c. Application rate. Prime coats are usually applied in quantities of 0.38 to 1.13 liters per square
meter (0.10 to 0.25 gallons per square yard) of residual asphalt. The optimum amount of prime is highly
dependent on the plasticity index of the base material, the amount of fines in the base, the nature of
fines, the tightness of the surface, and the moisture content of the base. Therefore, the optimum
amount of prime required should be determined by field trial. Test sections at various application rates
are recommended for determining the optimum amount of prime. After 48 hours of curing, if there is free
or excess bitumen on the surface or if the base continues to appear shiny, the base is probably
overprimed. Generally, most of the prime should be absorbed into the base within 2 to 3 hours. When
excessive prime is used, the surplus can be absorbed into the overlying asphalt layers. In turn, the
absorption of the excess may contribute to pavement slippage or rutting. Where excessive prime is
applied, the excess must be blotted with an application of clean fine sand or mineral dust. The ideal end

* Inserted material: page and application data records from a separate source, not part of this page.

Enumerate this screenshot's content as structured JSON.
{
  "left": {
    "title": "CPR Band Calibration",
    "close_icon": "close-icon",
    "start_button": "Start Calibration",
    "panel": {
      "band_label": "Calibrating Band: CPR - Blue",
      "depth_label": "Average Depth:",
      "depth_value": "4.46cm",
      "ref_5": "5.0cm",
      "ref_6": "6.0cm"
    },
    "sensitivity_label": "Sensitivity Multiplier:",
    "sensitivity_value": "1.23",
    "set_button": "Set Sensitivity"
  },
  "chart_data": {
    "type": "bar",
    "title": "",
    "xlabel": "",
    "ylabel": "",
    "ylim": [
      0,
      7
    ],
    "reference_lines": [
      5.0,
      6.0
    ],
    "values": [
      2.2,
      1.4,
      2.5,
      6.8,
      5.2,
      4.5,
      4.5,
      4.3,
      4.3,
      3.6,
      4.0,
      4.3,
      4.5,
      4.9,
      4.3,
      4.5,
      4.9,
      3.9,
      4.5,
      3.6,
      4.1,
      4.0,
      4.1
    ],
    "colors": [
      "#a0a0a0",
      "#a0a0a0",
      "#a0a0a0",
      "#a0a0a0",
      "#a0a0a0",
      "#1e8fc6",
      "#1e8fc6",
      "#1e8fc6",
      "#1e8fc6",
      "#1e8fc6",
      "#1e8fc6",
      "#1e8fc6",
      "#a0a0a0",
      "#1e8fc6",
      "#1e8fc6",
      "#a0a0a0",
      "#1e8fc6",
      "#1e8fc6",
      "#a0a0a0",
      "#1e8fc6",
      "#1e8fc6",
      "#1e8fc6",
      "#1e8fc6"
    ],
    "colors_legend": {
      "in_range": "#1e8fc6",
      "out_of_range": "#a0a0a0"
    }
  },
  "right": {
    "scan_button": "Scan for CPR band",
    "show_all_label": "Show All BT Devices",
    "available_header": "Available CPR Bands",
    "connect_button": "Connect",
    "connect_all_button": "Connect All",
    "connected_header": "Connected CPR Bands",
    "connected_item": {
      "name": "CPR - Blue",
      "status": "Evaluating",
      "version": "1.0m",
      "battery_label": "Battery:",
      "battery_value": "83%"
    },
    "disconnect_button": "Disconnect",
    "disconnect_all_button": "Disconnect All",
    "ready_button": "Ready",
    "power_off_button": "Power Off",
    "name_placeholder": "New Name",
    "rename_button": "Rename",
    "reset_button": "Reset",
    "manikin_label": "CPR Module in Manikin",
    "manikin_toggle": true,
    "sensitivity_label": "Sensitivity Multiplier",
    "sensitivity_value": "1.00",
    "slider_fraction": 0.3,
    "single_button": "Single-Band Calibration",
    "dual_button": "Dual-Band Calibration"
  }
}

result is to obtain maximum penetration without leaving free prime on the surface.
d. Placement. Surfaces to be primed which contain appreciable amounts of loose material or are
dusty should be lightly broomed. A dusty surface will sometimes cause prime to "freckle," that is, have
small areas with no prime and adjacent areas with drops of excess prime. A light application of water
just before applying the prime will aid in reducing "freckles" and getting good distribution of the prime.
Priming should be uniformly applied with a pressure distributor at the required application rate and at the
proper temperature for the asphalt used. Minimum curing time will vary according to the grade and type
of asphalt being used, the nature of the base, temperature, and humidity, but generally curing should
take place within 48 hours.
e. Control. Since most prime is applied with a pressure distributor, the distributor must be
calibrated and checked for the specified application rate before applying the prime. ASTM D 2995 offers
a method for determining the application rate of bituminous distributors. In addition, all nozzles should
be free and open, the same size, and to the same angle in reference to the spray bar to produce a
uniform fan of prime. The height of the spray bar above the surface is important because a bar too high
or too low will give an unequal application in the middle of the spray fan and at the ends, causing
streaking. The height of the spray bar should be such that a double or triple lap of the spray fan is
a. General. A tack coat is a light application of a asphalt material to an existing pavement or
asphalt base course immediately prior to placing the next pavement layer or course. The purpose of the
tack coat is to provide a bond between the two pavement layers. The tack coat is applied by pressure
distributor to cleaned surfaces. The tack coat must be applied in a light and uniform application.
(1) Emulsions are the most common types of asphalt material used as tack, but cutbacks and
asphalt cements may be used in some situations. The correct spraying viscosities (temperatures) need
to be obtained for the type of material used. Recommended tack coat materials and spray application
temperatures are shown in table 3-2.
(2) The cutbacks and emulsions can be sprayed at relatively low temperatures, but the asphalt
cements may require considerable heating to reach a viscosity suitable for spraying.
(3) In cold weather, the cutbacks can be used with less concern than emulsions which contain
water. However, environmental restrictions limit the use of cutback materials, making them unavailable
at many locations. The use of emulsions for tack coats may require that the emulsion be diluted with
water so that a light tack is applied, and its use also requires that special consideration be given to